Q: I’ve heard model bookers say things that made me cringe about models right in front of them. Do you think some people treat models like they’re not people?
WT: I was a straight-size model [meaning, not plus-size] growing up in high school, and my hips were always one inch too big — and, yeah, you have 45-year-old men saying, “You’re too fat.” You’re a teenage girl. It’s really disgusting.
Q: Eating disorders are often genetic, but these are the types of experiences that can trigger them. A comment like that from a grownup who has your career in his hands … how did that make you feel as a 15-year-old girl?
WT: Awful, I mean that’s an awful thing. It was very mentally wearing on me. I vividly remember having a peanut butter and jelly [sandwich] on the seat next to me when I was driving somewhere and I ate half of it with no crusts and I thought I’m really hungry, I want to eat the other half and I remember like, breaking down and crying because it’s so frustrating. And I’m going, like, “I don’t want to be fat, I don’t want my hips to be big, but I’m hungry.” And I quit modeling because of it.
I said, you know what, it’s not worth it, I want to eat pizza, and I want to be normal, and I just think that life is too short to not have dessert. And so I did, I quit.
Q: You quit for how long-did you quit until you went on “Top Model?”
WT: Yeah, I did. I quit and went to college for a year and I thought I wanted to be a doctor. And then I went on spring break my freshman year to Los Angeles and when I was in the airport flying back home somebody came up to me and said, I work for “America’s Next Top Model,” do you want to try out? They said I would be considered plus size. Because of my experiences I was like, “Oh yeah, I’d love that.” Instead of thinking, “Oh no, I’m plus size,” I was thinking, “This is awesome, I could do something with this.” And that’s what I did. And then I won! [laughs]
Q: We all know that plus in modeling and fashion does not mean what plus means in real life. Do you ever have a problem with that or for you is it just a term, a word?
WT: I’d love to introduce myself to people as a model, [but] if I do that, they look me up and down and go Really? And so I have to say I’m a plus size model. But, truthfully, size six is considered plus size and some size fours are too “fat” to be models. My BMI is where it’s supposed to be and I workout and I eat right — I mean most of the time. It’s all about balance.
Q: You spend a lot of your time speaking on college campuses.
WT: I do work things around speaking. That’s what I book first, that’s what fills up my calendar and then I kind of fill it in with modeling. Because modeling is great too and it’s important that I keep up my modeling career or else I won’t be a role model. So I still do that all the time, I’ve been working a lot. But I love to speak.

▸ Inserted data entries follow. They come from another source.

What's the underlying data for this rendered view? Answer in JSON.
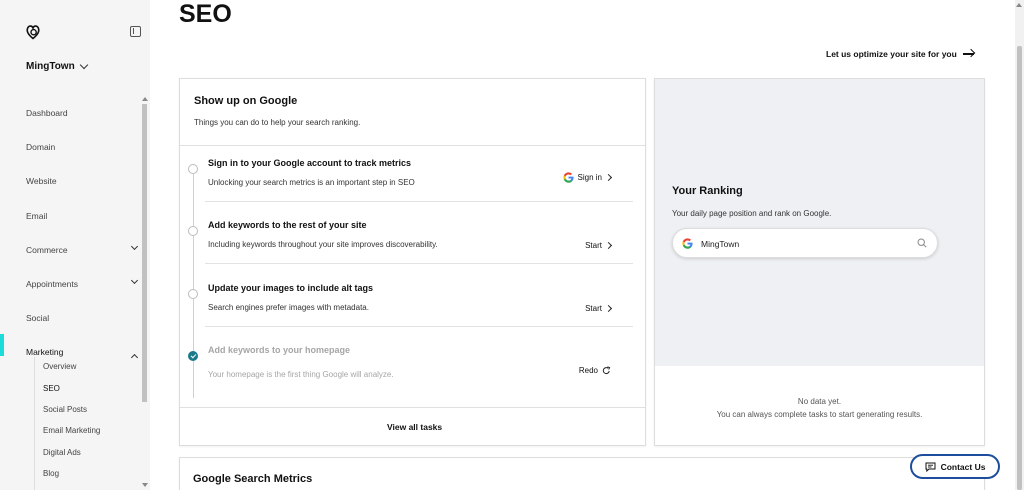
{
  "sidebar": {
    "site_name": "MingTown",
    "nav": [
      {
        "label": "Dashboard",
        "expandable": false
      },
      {
        "label": "Domain",
        "expandable": false
      },
      {
        "label": "Website",
        "expandable": false
      },
      {
        "label": "Email",
        "expandable": false
      },
      {
        "label": "Commerce",
        "expandable": true
      },
      {
        "label": "Appointments",
        "expandable": true
      },
      {
        "label": "Social",
        "expandable": false
      },
      {
        "label": "Marketing",
        "expandable": true,
        "expanded": true
      }
    ],
    "marketing_sub": [
      "Overview",
      "SEO",
      "Social Posts",
      "Email Marketing",
      "Digital Ads",
      "Blog"
    ],
    "accent_color": "#1bdbdb"
  },
  "page": {
    "title": "SEO",
    "optimize_link": "Let us optimize your site for you"
  },
  "google_card": {
    "title": "Show up on Google",
    "subtitle": "Things you can do to help your search ranking.",
    "tasks": [
      {
        "title": "Sign in to your Google account to track metrics",
        "desc": "Unlocking your search metrics is an important step in SEO",
        "action": "Sign in",
        "done": false
      },
      {
        "title": "Add keywords to the rest of your site",
        "desc": "Including keywords throughout your site improves discoverability.",
        "action": "Start",
        "done": false
      },
      {
        "title": "Update your images to include alt tags",
        "desc": "Search engines prefer images with metadata.",
        "action": "Start",
        "done": false
      },
      {
        "title": "Add keywords to your homepage",
        "desc": "Your homepage is the first thing Google will analyze.",
        "action": "Redo",
        "done": true
      }
    ],
    "view_all": "View all tasks"
  },
  "ranking_card": {
    "title": "Your Ranking",
    "subtitle": "Your daily page position and rank on Google.",
    "search_value": "MingTown",
    "empty_line1": "No data yet.",
    "empty_line2": "You can always complete tasks to start generating results."
  },
  "metrics_card": {
    "title": "Google Search Metrics"
  },
  "contact": {
    "label": "Contact Us"
  },
  "colors": {
    "done_check": "#1b7a8b",
    "contact_border": "#1d4e9e"
  }
}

I was really struck by Whitney’s story about the pb&j and how she was crying because she was hungry, but didn’t want the calories. A lot of us have cried and obsessed over what to eat—although it was for different reasons! Did Whitney’s comments bring anything up for you that you’d like to share? xo…Sunny